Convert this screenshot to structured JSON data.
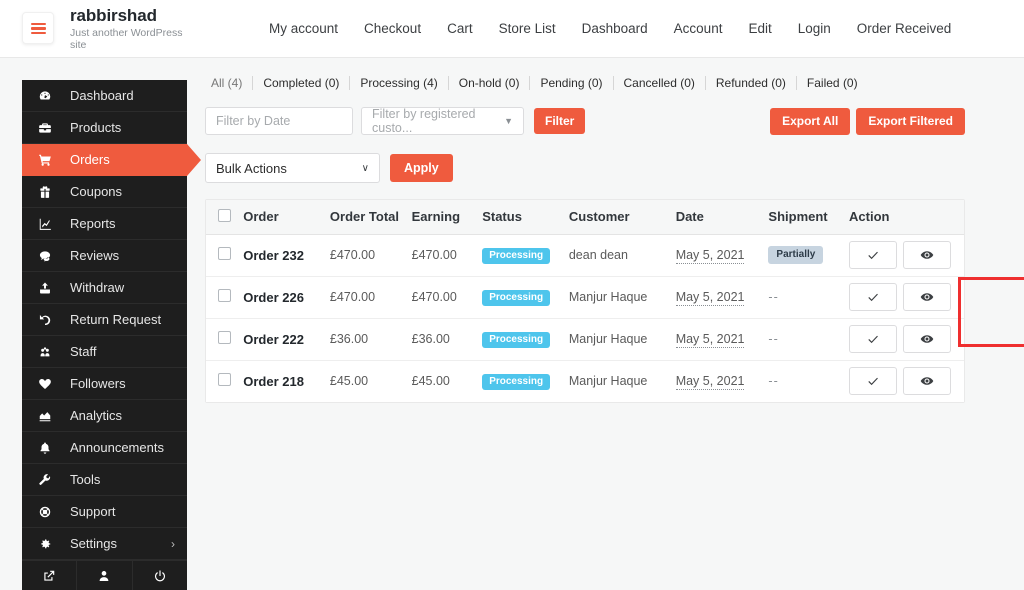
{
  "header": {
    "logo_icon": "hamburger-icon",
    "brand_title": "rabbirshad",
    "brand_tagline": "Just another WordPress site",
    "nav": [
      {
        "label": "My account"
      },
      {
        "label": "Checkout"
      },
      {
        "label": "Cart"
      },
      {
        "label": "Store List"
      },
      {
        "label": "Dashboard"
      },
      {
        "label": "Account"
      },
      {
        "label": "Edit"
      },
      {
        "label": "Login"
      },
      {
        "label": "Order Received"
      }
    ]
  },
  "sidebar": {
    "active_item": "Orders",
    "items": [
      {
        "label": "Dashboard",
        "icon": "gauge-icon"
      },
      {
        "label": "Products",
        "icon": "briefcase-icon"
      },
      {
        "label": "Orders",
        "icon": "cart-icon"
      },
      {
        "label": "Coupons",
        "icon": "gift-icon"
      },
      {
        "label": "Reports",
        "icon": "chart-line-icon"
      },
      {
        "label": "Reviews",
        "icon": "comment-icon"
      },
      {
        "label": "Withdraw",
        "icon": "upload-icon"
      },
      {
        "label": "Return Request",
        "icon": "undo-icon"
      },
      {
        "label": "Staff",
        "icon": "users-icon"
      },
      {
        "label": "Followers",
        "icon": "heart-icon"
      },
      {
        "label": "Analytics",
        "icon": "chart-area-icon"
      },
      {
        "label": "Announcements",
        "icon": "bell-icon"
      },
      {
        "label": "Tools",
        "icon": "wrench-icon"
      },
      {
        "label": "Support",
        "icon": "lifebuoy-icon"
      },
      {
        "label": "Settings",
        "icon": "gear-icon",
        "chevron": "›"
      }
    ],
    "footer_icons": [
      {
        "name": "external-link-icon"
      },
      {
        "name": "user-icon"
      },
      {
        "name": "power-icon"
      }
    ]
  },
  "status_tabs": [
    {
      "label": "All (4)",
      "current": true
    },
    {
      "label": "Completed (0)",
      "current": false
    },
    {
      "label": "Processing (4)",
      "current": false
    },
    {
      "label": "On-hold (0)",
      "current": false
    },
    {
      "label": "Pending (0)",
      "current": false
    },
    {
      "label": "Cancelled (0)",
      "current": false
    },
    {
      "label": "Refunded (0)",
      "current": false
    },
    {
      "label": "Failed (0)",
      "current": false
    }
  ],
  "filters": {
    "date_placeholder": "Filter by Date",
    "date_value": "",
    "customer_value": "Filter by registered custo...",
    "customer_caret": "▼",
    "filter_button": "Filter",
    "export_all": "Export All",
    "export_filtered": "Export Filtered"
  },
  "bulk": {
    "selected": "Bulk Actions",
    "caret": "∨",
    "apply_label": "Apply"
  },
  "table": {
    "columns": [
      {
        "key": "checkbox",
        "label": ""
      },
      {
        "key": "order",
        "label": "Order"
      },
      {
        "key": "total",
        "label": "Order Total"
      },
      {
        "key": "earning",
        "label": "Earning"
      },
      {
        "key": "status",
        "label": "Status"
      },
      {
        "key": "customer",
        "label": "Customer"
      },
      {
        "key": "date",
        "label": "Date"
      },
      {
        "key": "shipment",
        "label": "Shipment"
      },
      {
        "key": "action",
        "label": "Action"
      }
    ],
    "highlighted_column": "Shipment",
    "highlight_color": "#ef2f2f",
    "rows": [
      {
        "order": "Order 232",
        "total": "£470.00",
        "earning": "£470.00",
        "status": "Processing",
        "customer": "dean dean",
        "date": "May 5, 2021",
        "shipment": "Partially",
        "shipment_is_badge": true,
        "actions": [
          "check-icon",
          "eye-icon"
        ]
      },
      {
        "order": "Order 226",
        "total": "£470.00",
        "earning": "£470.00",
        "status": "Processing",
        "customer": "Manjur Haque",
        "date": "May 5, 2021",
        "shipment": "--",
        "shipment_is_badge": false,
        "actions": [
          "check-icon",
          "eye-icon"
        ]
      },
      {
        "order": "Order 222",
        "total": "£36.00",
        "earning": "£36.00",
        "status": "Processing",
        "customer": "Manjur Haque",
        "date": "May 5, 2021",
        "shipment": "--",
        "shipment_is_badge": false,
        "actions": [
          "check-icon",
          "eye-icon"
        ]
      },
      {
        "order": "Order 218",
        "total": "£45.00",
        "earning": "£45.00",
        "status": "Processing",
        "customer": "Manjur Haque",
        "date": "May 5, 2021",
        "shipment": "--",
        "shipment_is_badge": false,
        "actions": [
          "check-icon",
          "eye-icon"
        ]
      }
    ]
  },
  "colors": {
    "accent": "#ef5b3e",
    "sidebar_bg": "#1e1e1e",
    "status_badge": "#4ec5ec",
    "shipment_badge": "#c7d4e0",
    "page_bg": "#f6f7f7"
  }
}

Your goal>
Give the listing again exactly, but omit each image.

Written response>
Convert this screenshot to structured JSON data.
{
  "header": {
    "logo_icon": "hamburger-icon",
    "brand_title": "rabbirshad",
    "brand_tagline": "Just another WordPress site",
    "nav": [
      {
        "label": "My account"
      },
      {
        "label": "Checkout"
      },
      {
        "label": "Cart"
      },
      {
        "label": "Store List"
      },
      {
        "label": "Dashboard"
      },
      {
        "label": "Account"
      },
      {
        "label": "Edit"
      },
      {
        "label": "Login"
      },
      {
        "label": "Order Received"
      }
    ]
  },
  "sidebar": {
    "active_item": "Orders",
    "items": [
      {
        "label": "Dashboard",
        "icon": "gauge-icon"
      },
      {
        "label": "Products",
        "icon": "briefcase-icon"
      },
      {
        "label": "Orders",
        "icon": "cart-icon"
      },
      {
        "label": "Coupons",
        "icon": "gift-icon"
      },
      {
        "label": "Reports",
        "icon": "chart-line-icon"
      },
      {
        "label": "Reviews",
        "icon": "comment-icon"
      },
      {
        "label": "Withdraw",
        "icon": "upload-icon"
      },
      {
        "label": "Return Request",
        "icon": "undo-icon"
      },
      {
        "label": "Staff",
        "icon": "users-icon"
      },
      {
        "label": "Followers",
        "icon": "heart-icon"
      },
      {
        "label": "Analytics",
        "icon": "chart-area-icon"
      },
      {
        "label": "Announcements",
        "icon": "bell-icon"
      },
      {
        "label": "Tools",
        "icon": "wrench-icon"
      },
      {
        "label": "Support",
        "icon": "lifebuoy-icon"
      },
      {
        "label": "Settings",
        "icon": "gear-icon",
        "chevron": "›"
      }
    ],
    "footer_icons": [
      {
        "name": "external-link-icon"
      },
      {
        "name": "user-icon"
      },
      {
        "name": "power-icon"
      }
    ]
  },
  "status_tabs": [
    {
      "label": "All (4)",
      "current": true
    },
    {
      "label": "Completed (0)",
      "current": false
    },
    {
      "label": "Processing (4)",
      "current": false
    },
    {
      "label": "On-hold (0)",
      "current": false
    },
    {
      "label": "Pending (0)",
      "current": false
    },
    {
      "label": "Cancelled (0)",
      "current": false
    },
    {
      "label": "Refunded (0)",
      "current": false
    },
    {
      "label": "Failed (0)",
      "current": false
    }
  ],
  "filters": {
    "date_placeholder": "Filter by Date",
    "date_value": "",
    "customer_value": "Filter by registered custo...",
    "customer_caret": "▼",
    "filter_button": "Filter",
    "export_all": "Export All",
    "export_filtered": "Export Filtered"
  },
  "bulk": {
    "selected": "Bulk Actions",
    "caret": "∨",
    "apply_label": "Apply"
  },
  "table": {
    "columns": [
      {
        "key": "checkbox",
        "label": ""
      },
      {
        "key": "order",
        "label": "Order"
      },
      {
        "key": "total",
        "label": "Order Total"
      },
      {
        "key": "earning",
        "label": "Earning"
      },
      {
        "key": "status",
        "label": "Status"
      },
      {
        "key": "customer",
        "label": "Customer"
      },
      {
        "key": "date",
        "label": "Date"
      },
      {
        "key": "shipment",
        "label": "Shipment"
      },
      {
        "key": "action",
        "label": "Action"
      }
    ],
    "highlighted_column": "Shipment",
    "highlight_color": "#ef2f2f",
    "rows": [
      {
        "order": "Order 232",
        "total": "£470.00",
        "earning": "£470.00",
        "status": "Processing",
        "customer": "dean dean",
        "date": "May 5, 2021",
        "shipment": "Partially",
        "shipment_is_badge": true,
        "actions": [
          "check-icon",
          "eye-icon"
        ]
      },
      {
        "order": "Order 226",
        "total": "£470.00",
        "earning": "£470.00",
        "status": "Processing",
        "customer": "Manjur Haque",
        "date": "May 5, 2021",
        "shipment": "--",
        "shipment_is_badge": false,
        "actions": [
          "check-icon",
          "eye-icon"
        ]
      },
      {
        "order": "Order 222",
        "total": "£36.00",
        "earning": "£36.00",
        "status": "Processing",
        "customer": "Manjur Haque",
        "date": "May 5, 2021",
        "shipment": "--",
        "shipment_is_badge": false,
        "actions": [
          "check-icon",
          "eye-icon"
        ]
      },
      {
        "order": "Order 218",
        "total": "£45.00",
        "earning": "£45.00",
        "status": "Processing",
        "customer": "Manjur Haque",
        "date": "May 5, 2021",
        "shipment": "--",
        "shipment_is_badge": false,
        "actions": [
          "check-icon",
          "eye-icon"
        ]
      }
    ]
  },
  "colors": {
    "accent": "#ef5b3e",
    "sidebar_bg": "#1e1e1e",
    "status_badge": "#4ec5ec",
    "shipment_badge": "#c7d4e0",
    "page_bg": "#f6f7f7"
  }
}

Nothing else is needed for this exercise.